Sierra Madre isn't exactly slopping over with restaurants. One eatery there has actually named itself the Only Place in Town. But it does have quite a good Louisiana restaurant: Cajun Way Cafe.
It's run by the wife of the famous jockey Kent Desormeaux, which explains the 1990 Kentucky Derby poster on the wall, signed by four other top jockeys (Desormeaux came in third on Pleasant Tap). Otherwise, what decor this tiny place has--romantic prints of bayous and the French Quarter, a washboard and a set of spoons for rustic music-making--suggests Louisiana. It also sells some Louisiana foodstuffs, such as Tony Chachere's spice mix, Community coffee and the odd hot sauce.
And it serves genuine Cajun food, including boudin, an appetizer outsiders often have a hard time seeing the point of. It's simply rice mixed with a little meat and steamed in a sausage casing.
If that doesn't do it for you, just order anything that's fried, such as the Cajun trio: fried shrimp, crayfish and catfish. This kitchen knows its frying. The catfish, in particular, has a beautifully crisp cornmeal crust, though you do have to expect some pieces to have the ammoniacal smell that catfish develops.

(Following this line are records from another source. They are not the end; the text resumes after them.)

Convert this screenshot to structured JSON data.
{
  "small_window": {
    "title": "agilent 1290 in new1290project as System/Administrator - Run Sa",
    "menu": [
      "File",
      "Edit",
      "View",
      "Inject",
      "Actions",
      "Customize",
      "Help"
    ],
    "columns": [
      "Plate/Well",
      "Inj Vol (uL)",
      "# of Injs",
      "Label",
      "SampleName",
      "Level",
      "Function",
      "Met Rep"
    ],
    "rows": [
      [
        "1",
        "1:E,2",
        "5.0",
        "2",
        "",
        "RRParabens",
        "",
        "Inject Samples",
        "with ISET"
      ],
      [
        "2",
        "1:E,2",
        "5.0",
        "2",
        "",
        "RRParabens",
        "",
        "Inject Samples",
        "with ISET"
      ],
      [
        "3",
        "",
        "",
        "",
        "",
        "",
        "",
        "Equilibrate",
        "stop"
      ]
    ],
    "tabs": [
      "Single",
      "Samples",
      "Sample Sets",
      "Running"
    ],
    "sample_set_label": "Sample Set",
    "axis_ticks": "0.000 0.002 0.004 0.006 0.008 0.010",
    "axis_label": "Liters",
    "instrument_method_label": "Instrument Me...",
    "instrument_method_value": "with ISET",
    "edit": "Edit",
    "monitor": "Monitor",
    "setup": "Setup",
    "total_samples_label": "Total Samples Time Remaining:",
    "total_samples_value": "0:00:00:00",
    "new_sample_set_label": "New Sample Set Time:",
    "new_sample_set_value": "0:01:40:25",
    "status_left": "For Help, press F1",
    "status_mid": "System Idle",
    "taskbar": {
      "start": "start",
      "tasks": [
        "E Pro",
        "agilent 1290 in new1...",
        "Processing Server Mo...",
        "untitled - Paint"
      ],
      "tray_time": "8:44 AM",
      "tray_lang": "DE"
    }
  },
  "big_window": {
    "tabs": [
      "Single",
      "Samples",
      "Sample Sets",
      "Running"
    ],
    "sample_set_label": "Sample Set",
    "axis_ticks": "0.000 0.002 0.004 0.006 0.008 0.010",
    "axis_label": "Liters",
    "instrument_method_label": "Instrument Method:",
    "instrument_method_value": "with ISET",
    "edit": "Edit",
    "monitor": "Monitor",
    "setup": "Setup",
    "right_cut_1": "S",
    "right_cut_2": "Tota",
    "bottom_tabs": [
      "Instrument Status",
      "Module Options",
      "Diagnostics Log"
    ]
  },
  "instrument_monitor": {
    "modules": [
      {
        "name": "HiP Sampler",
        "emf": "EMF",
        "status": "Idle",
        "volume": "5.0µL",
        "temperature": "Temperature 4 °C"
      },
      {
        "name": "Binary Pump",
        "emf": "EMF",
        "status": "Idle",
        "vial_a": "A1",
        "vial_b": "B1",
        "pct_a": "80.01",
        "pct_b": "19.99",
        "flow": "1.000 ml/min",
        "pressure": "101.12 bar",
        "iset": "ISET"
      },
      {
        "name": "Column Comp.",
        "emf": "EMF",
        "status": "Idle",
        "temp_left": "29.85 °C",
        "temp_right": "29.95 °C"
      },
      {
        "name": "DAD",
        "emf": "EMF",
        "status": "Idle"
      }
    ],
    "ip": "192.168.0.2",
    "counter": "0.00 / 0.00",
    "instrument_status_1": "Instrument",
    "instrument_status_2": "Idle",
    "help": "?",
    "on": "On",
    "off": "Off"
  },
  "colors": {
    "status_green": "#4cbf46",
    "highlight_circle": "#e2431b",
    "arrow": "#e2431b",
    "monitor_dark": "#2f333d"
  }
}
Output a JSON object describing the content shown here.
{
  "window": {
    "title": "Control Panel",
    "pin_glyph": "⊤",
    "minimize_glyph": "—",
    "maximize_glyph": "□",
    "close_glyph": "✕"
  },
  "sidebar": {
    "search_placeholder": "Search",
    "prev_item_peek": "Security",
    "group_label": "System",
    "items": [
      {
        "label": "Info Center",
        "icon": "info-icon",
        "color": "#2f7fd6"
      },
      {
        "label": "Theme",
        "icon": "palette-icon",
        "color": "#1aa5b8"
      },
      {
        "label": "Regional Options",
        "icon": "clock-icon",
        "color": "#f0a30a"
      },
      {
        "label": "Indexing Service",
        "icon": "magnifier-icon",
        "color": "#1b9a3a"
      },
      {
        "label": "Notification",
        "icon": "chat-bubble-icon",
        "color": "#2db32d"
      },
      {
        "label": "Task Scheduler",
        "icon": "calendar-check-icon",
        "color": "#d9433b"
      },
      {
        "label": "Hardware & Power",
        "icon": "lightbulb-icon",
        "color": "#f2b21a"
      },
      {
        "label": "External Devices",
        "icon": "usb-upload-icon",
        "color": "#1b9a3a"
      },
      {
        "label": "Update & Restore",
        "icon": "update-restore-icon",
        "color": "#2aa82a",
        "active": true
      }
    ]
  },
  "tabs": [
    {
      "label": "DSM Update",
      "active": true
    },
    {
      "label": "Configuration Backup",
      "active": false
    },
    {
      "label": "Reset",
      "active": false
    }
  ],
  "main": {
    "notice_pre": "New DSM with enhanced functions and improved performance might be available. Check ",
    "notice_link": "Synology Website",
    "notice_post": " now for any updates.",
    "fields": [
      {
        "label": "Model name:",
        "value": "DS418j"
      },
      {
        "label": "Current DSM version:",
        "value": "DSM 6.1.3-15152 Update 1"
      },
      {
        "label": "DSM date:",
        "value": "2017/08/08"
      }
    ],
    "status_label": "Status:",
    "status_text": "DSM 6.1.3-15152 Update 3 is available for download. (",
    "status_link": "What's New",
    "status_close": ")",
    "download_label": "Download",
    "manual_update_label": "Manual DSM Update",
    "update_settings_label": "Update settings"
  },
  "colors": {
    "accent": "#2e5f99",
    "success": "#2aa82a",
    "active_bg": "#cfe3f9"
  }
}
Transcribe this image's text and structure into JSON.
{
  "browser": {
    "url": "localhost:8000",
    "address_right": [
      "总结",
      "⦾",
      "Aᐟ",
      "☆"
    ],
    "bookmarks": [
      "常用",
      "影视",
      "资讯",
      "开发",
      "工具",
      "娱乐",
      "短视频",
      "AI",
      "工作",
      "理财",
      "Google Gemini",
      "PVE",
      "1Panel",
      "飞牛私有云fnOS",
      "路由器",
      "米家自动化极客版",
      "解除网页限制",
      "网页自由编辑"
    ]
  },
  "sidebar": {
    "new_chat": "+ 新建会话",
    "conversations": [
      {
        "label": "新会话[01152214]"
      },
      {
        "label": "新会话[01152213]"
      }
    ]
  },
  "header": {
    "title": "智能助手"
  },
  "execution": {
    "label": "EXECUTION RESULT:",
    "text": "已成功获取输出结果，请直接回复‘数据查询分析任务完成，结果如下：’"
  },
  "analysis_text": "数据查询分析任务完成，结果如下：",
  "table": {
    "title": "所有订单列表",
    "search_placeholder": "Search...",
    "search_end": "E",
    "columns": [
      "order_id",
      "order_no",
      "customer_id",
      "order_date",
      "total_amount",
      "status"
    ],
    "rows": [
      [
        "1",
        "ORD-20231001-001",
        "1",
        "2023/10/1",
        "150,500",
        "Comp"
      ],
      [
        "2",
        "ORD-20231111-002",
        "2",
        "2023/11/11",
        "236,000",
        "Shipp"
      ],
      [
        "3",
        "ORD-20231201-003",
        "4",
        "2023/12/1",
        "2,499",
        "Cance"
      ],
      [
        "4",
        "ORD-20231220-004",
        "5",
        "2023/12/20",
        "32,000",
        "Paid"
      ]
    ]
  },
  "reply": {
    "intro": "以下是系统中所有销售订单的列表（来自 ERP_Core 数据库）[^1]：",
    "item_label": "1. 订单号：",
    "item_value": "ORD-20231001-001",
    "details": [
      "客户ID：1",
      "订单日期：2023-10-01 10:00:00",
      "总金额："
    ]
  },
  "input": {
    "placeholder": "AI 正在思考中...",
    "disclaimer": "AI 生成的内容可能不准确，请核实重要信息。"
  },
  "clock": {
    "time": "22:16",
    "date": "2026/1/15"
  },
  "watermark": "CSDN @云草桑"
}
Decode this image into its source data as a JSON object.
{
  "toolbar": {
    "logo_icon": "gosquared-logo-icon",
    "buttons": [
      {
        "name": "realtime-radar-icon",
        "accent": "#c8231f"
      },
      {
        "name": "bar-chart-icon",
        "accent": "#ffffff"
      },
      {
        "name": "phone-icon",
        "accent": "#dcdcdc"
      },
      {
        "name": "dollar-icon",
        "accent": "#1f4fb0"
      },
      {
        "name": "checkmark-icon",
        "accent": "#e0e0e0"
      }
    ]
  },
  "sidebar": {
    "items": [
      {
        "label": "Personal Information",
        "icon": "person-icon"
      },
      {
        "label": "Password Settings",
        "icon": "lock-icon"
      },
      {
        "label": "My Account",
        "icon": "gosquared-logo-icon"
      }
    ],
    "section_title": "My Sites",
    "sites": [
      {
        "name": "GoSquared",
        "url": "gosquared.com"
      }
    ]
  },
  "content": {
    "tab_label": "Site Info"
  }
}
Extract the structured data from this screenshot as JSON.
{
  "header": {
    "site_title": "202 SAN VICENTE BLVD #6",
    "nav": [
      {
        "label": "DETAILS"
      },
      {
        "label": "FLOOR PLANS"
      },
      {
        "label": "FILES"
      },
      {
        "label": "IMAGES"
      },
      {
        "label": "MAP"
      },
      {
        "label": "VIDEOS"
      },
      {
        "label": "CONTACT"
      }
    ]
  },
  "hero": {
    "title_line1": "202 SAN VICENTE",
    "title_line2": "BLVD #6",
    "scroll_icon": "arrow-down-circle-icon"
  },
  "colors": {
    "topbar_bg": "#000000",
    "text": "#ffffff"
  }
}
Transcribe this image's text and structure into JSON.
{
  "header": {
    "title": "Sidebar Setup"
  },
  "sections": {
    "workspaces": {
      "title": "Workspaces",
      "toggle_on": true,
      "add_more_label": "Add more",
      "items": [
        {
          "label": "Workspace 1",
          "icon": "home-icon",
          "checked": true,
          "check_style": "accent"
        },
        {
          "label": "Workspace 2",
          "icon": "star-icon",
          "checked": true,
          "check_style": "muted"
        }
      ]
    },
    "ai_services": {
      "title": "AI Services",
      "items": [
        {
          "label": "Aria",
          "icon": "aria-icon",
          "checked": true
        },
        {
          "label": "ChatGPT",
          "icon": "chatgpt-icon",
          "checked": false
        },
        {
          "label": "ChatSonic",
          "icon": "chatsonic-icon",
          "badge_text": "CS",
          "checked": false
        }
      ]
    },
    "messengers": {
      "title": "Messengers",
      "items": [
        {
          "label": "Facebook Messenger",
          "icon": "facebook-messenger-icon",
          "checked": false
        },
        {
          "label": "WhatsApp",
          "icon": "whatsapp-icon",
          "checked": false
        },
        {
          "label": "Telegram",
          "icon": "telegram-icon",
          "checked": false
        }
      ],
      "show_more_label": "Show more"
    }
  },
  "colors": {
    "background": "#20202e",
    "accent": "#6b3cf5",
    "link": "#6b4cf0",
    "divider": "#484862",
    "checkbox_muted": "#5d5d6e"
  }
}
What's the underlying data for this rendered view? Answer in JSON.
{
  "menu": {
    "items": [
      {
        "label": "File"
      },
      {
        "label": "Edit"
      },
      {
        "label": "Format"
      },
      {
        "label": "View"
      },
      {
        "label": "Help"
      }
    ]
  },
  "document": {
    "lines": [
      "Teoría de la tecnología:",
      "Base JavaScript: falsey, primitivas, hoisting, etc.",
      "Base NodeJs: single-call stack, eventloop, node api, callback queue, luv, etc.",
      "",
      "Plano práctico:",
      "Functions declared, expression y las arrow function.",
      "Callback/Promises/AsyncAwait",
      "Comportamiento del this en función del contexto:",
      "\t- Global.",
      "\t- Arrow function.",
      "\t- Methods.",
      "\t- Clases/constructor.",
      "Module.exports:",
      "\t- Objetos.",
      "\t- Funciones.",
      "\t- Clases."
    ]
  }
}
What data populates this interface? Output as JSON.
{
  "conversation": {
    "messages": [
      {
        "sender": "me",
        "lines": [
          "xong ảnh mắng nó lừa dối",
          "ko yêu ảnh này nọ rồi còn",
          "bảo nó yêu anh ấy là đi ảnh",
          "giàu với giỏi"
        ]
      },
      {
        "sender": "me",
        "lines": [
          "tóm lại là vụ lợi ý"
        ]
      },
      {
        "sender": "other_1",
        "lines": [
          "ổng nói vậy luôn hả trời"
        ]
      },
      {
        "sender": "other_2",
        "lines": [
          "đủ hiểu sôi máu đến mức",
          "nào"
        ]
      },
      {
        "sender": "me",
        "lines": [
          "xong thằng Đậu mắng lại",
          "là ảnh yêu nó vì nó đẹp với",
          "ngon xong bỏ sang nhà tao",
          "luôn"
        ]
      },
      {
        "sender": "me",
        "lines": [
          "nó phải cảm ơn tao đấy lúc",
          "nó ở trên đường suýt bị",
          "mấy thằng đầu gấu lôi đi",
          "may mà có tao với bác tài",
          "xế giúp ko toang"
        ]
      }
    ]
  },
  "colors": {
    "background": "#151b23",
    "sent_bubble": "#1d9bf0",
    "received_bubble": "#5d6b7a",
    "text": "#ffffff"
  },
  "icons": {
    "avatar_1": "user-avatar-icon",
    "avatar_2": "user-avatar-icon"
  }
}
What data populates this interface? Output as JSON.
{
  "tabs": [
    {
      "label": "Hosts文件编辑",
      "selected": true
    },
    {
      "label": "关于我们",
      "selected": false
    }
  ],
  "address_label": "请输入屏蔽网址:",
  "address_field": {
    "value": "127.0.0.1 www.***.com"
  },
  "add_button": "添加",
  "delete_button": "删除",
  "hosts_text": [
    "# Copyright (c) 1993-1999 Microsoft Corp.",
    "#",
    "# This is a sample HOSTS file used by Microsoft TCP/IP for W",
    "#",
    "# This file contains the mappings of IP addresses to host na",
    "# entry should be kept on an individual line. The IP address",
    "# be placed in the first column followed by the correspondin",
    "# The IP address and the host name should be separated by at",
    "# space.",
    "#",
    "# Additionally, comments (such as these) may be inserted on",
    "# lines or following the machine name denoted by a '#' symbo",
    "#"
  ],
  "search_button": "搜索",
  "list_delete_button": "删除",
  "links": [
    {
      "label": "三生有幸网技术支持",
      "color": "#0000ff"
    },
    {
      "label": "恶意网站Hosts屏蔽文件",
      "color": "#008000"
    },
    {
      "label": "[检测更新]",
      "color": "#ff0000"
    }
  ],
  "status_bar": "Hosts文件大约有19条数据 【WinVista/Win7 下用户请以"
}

Or order the hush puppies. They're the best I've had in California--in fact, they beat a lot of hush puppies I've had in the South. The balls of cornmeal are fried to a crisp, and there's a sweet hint of browned onion in the flavor. It's hard to stop eating them.
Two of the appetizers are just small portions of entrees: shrewdly, the two best entrees, gumbo, and red beans and rice. The gumbo is a fine one, more like a soup with some rice in it than a stew, and it emits the right poetically swampy aroma. There are wads of stewed chicken and mildly spicy andouille sausage slices floating around in it.
The red beans and rice takes the form of a sort of thick brown-bean puree on rice. The beans have a powerful bean flavor, and there's more of that same sausage here. This is a filling, satisfying dish.
Lighter entrees include po'-boy sandwiches of shrimp or crayfish (no oysters, unfortunately) on a French roll with a jazzy chile-mayonnaise dressing. And there's a Cajun-style hamburger, made with chopped onions and a little red pepper in the patty, also on a French roll. At lunch you'll find daily specials such as a rich corn chowder made with corn, crayfish and a ruthless amount of cream.
And then there's the etouffe. I don't understand this yellowish etouffe sauce--it's rich and bland, almost like mushroom soup. But some people must go for it because you can get it with shrimp or crayfish, or (at dinner only) fried catfish, and served on a baked potato. You can even get a baked potato topped with etouffe sauce without the shrimp or crayfish.
Cajun food has a deserved reputation for being heavy, and Cajun Way Cafe makes an effort to give a lighter alternative. The list of side dishes includes, along with hush puppies and potato salad, some decent steamed vegetables. You can get a chicken or shrimp salad, a chicken sandwich, or a meatless version of red beans and rice.
If you don't feel dietarily sensible, you can order one of several combo dinners or create your own combo. Or you can order dessert, which is never sensible at all here.
Take beignets, those French doughnuts-without-holes. They aren't as light as the ones at the Cafe du Monde in New Orleans (nobody's are), but they're a classic combination of empty calories: fresh, bready fritters, a wee bit of frying oil and heaps of powdered sugar.
There's a good pecan pie (without the sludgy texture that often mars pecan pie), and a lemon-blueberry cheesecake known as lemon berry jazz. And there's a really luscious bread pudding in Bourbon sauce. It's so moist and eggy it seems like custard with a little bread in it. Instead of apple pie, the place serves caramel apple grannie--a sort of apple shortbread cake in caramel sauce. Like the bread pudding, it's slurpy and custard-like.
And then there are the pecan pralines, made on the premises. They are exceptional: thick, with a granular, chewy and then melting texture, and a delicate molasses tang. I could live (though probably not long) on Cajun Way's hush puppies and pralines.
Cajun Way Cafe, 24A Sierra Madre Blvd., Sierra Madre; (626) 836-3677. Open 10:30 a.m. to 9 p.m., Tuesday through Saturday; noon to 8 p.m., Sunday. No alcohol. Street parking. All major credit cards. Takeout. Dinner for two, $16 to $50. What to Get: hush puppies, Cajun trio, gumbo, red beans and rice, pecan pralines, bread pudding, caramel apple grannie.